Stored data entries:
────────────────────────────────────────

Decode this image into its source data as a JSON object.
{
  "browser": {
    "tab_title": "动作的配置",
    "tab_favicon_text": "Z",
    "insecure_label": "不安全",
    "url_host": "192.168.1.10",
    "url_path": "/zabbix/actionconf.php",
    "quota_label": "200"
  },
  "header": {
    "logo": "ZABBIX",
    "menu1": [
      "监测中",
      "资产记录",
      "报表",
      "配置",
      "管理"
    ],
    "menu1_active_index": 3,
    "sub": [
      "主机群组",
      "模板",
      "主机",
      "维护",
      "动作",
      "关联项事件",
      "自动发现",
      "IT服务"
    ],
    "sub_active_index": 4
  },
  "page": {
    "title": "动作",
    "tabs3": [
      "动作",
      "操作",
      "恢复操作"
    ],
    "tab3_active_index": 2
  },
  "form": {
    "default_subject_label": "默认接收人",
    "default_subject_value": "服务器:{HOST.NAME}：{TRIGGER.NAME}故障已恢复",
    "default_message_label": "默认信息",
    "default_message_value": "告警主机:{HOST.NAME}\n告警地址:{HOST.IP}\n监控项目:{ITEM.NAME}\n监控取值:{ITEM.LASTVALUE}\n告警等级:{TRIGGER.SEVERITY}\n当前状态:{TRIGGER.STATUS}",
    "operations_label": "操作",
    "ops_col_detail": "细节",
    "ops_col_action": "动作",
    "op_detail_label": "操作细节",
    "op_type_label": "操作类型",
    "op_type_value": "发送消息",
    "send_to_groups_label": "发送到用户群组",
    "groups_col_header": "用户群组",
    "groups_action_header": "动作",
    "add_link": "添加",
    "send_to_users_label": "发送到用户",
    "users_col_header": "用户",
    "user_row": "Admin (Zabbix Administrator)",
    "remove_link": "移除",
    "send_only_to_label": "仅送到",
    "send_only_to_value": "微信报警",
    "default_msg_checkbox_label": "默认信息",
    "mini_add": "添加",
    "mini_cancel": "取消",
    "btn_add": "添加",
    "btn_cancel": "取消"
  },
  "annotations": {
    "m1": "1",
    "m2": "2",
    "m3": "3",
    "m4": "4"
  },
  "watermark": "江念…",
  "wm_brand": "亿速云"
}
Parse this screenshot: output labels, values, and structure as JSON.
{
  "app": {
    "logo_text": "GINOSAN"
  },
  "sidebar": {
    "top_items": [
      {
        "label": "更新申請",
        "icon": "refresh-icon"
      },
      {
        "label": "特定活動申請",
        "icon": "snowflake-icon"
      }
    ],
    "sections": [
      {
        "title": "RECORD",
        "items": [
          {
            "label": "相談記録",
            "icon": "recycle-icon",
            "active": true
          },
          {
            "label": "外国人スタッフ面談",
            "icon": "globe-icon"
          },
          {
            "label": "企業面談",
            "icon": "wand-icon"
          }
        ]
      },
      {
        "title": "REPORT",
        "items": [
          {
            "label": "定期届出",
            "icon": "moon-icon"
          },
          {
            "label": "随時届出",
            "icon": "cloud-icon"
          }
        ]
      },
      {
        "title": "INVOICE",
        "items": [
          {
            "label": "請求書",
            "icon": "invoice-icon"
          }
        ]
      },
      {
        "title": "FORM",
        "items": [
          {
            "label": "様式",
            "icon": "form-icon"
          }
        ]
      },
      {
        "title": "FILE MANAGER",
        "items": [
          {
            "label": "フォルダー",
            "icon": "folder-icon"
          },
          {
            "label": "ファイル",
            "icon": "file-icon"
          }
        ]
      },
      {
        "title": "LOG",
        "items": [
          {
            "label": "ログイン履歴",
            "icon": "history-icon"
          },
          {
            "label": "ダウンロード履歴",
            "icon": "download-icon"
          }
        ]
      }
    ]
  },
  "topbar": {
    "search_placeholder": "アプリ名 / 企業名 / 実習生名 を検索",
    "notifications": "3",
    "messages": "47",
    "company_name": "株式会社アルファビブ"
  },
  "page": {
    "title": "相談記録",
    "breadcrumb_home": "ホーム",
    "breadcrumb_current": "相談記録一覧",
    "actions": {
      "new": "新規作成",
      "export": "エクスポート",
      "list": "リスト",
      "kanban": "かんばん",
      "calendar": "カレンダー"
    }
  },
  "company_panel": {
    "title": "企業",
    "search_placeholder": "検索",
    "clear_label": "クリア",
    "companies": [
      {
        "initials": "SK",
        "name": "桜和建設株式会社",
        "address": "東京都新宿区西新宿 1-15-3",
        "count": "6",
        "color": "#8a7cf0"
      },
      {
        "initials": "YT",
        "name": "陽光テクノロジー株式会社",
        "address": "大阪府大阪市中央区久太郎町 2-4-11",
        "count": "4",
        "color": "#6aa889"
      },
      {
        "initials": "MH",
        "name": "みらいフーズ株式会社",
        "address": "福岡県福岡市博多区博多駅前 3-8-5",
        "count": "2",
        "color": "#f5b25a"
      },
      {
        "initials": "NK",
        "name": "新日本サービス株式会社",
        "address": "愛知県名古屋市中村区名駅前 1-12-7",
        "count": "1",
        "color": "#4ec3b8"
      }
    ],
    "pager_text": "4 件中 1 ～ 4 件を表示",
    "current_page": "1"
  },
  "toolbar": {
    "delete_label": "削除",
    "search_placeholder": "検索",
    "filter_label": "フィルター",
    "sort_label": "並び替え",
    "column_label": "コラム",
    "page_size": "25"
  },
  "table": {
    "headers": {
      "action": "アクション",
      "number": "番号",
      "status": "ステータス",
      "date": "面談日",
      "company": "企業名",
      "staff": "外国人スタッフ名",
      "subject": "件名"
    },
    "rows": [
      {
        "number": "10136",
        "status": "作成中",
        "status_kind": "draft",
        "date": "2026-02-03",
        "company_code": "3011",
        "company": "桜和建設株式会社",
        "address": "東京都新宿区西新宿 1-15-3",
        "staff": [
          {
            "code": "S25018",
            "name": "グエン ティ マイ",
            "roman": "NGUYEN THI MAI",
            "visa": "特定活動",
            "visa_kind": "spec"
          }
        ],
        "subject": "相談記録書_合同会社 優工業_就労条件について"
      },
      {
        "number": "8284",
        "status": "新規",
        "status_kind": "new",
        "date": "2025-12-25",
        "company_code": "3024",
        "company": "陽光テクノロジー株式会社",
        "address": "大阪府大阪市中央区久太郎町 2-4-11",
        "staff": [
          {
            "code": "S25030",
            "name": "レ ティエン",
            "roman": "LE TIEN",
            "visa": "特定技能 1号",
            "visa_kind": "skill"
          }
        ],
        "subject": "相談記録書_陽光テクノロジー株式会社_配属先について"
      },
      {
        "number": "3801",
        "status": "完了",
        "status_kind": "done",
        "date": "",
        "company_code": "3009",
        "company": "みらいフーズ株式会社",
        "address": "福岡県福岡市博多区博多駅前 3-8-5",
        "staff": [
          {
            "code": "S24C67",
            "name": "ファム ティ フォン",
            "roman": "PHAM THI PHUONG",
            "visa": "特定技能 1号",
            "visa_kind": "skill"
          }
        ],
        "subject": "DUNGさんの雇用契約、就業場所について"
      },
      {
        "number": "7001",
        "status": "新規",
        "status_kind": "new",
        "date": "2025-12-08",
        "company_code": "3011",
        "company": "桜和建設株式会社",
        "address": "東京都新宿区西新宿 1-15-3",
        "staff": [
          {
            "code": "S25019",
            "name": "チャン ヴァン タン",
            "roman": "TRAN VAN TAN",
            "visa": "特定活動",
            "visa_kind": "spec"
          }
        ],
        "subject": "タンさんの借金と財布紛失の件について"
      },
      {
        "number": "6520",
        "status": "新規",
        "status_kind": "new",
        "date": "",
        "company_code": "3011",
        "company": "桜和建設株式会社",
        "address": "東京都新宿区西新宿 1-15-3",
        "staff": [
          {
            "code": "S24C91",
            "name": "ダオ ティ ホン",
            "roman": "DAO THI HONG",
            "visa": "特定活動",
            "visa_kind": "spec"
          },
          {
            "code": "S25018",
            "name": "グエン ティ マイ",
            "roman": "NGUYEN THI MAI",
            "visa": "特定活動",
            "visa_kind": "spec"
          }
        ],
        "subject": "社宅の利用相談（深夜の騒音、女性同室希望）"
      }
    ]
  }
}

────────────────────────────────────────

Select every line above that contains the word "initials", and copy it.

        "initials": "SK",
        "initials": "YT",
        "initials": "MH",
        "initials": "NK",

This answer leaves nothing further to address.